In the absence of political and organisational alternatives, reducing politics to demonstrating moral virtue leaves only limited room for political manoeuvre. The fact that doing ‘politics’ means expressing a ‘position’ has meant that those on the left have been forced into choosing between the rearmament of NATO powers and defending Putin’s regime, choosing between bad imperialists and even worse imperialists. For some this limit has been spun into a positive, for example with Spiked magazine giving full backing to NATO, bemoaning the ‘moral defeatism of the West’ and wondering ‘Is nothing worth a war?’
Our current context challenges the traditional understanding of political positionality. In the past a critical political response to international conflict may well have been oriented to the ‘enemy at home’, flagging up the double standards of Western moral and militarist claims (the ‘whataboutism’ discussed by Lorenzo Kamel). The political positionality of being a Western observer rather than a participant would have potentially restrained militarist demands to intervene because these calls for war could only empower ruling elites and institutions with extensive problematic records of their own.

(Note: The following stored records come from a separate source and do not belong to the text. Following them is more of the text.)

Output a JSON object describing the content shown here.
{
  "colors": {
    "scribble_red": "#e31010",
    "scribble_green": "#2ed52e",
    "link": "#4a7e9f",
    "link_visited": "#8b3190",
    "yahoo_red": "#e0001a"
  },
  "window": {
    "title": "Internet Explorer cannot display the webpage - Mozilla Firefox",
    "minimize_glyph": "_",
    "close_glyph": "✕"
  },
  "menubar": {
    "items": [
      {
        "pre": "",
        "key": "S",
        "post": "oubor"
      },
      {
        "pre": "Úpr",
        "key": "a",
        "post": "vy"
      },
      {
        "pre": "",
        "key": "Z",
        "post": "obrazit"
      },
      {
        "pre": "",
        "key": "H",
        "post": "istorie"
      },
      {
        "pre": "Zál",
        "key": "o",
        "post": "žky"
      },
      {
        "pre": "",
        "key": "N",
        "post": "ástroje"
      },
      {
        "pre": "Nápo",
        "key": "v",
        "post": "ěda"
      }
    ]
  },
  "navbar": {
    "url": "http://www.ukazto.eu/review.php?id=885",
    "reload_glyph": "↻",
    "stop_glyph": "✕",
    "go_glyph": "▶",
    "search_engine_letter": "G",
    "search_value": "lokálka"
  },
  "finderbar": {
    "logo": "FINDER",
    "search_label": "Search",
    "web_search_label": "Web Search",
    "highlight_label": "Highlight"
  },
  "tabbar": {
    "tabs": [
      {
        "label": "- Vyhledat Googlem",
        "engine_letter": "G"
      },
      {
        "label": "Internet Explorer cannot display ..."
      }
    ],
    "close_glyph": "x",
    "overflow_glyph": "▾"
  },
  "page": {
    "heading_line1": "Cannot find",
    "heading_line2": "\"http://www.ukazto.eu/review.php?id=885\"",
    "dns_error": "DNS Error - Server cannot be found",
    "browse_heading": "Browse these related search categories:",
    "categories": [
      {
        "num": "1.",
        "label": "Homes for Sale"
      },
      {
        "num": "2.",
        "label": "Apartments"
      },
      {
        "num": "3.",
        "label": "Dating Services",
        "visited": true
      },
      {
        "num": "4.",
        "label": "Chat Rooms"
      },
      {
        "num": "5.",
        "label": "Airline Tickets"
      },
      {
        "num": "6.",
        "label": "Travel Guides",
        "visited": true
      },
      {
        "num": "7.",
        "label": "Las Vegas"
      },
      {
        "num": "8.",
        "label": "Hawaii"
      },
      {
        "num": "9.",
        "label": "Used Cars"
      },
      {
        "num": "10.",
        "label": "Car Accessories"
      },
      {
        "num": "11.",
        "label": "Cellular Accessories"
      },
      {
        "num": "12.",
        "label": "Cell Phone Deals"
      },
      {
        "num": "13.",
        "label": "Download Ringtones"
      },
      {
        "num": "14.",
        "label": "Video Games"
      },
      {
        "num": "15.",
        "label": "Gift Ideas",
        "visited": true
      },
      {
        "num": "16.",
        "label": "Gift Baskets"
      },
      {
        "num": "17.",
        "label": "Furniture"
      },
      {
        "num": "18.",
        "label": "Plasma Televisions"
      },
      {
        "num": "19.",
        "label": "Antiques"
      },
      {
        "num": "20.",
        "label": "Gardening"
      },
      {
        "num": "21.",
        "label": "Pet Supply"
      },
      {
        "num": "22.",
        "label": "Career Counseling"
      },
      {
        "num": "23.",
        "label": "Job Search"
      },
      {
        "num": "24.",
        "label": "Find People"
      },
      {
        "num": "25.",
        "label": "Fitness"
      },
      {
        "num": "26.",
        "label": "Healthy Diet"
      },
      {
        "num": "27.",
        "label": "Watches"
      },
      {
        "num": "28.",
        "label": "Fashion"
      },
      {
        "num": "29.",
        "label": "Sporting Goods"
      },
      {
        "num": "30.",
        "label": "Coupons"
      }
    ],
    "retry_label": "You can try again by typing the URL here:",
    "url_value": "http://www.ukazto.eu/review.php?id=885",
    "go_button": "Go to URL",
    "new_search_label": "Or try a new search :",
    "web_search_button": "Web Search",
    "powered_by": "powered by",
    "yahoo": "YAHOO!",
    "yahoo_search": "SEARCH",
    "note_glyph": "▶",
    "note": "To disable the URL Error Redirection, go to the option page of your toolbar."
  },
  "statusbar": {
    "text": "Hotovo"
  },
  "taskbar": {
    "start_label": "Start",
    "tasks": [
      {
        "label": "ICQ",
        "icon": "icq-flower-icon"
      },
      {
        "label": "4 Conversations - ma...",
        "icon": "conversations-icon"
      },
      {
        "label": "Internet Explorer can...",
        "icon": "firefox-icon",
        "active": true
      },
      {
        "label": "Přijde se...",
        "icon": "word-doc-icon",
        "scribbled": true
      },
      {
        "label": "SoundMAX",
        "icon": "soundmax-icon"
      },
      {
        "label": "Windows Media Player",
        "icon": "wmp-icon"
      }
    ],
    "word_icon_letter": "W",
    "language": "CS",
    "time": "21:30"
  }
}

Today, the framework which enabled this form of political positionality appears to have dissipated. This change is reflected in the fact that the moral consensus over the Ukraine is very different to the moralised political discourse of previous international conflict situations, where there was also the mobilisation of moral outrage, for example, the Balkans, Afghanistan and Iraq. The level of consensus is particularly striking considering that Western powers are (as yet) not directly involved. In fact, it is not so much even a political question of taking sides, more one of whether and how to demonstrate support.
Today, in the face of the moral displacement of politics it seems that a new understanding of political positionality may be necessary. One that recognises that traditional political frameworks no longer shape responses to events in the international sphere. From an anti- or ante- political positionality it seems clear that we should refuse the moral blackmail of taking sides and choosing a political position. It would be nice to pretend that we still lived in a modernist world of meaningful political choices, where ‘taking sides’ was part of a broader grand narrative of struggle and progress. However, we do not live in a world of left and right but in its moralised afterlife.
From a political positionality that recognises this shift, we should refuse the lure of the political and the moral pressure to declare our support for Ukraine. We should refuse the demand to moralise war and conflict. We should de-moralise the afterlife of politics and the world that enables it. Rather than exaggerating and bemoaning the ‘moral defeatism’ of the West we should rather be pushing it further. Is nothing worth a war? Perhaps as Aimé Césaire and Frantz Fanon recognised, the only war worth starting is one to end the world (and its political afterlife) rather than to salvage it.
Further Reading on E-International Relations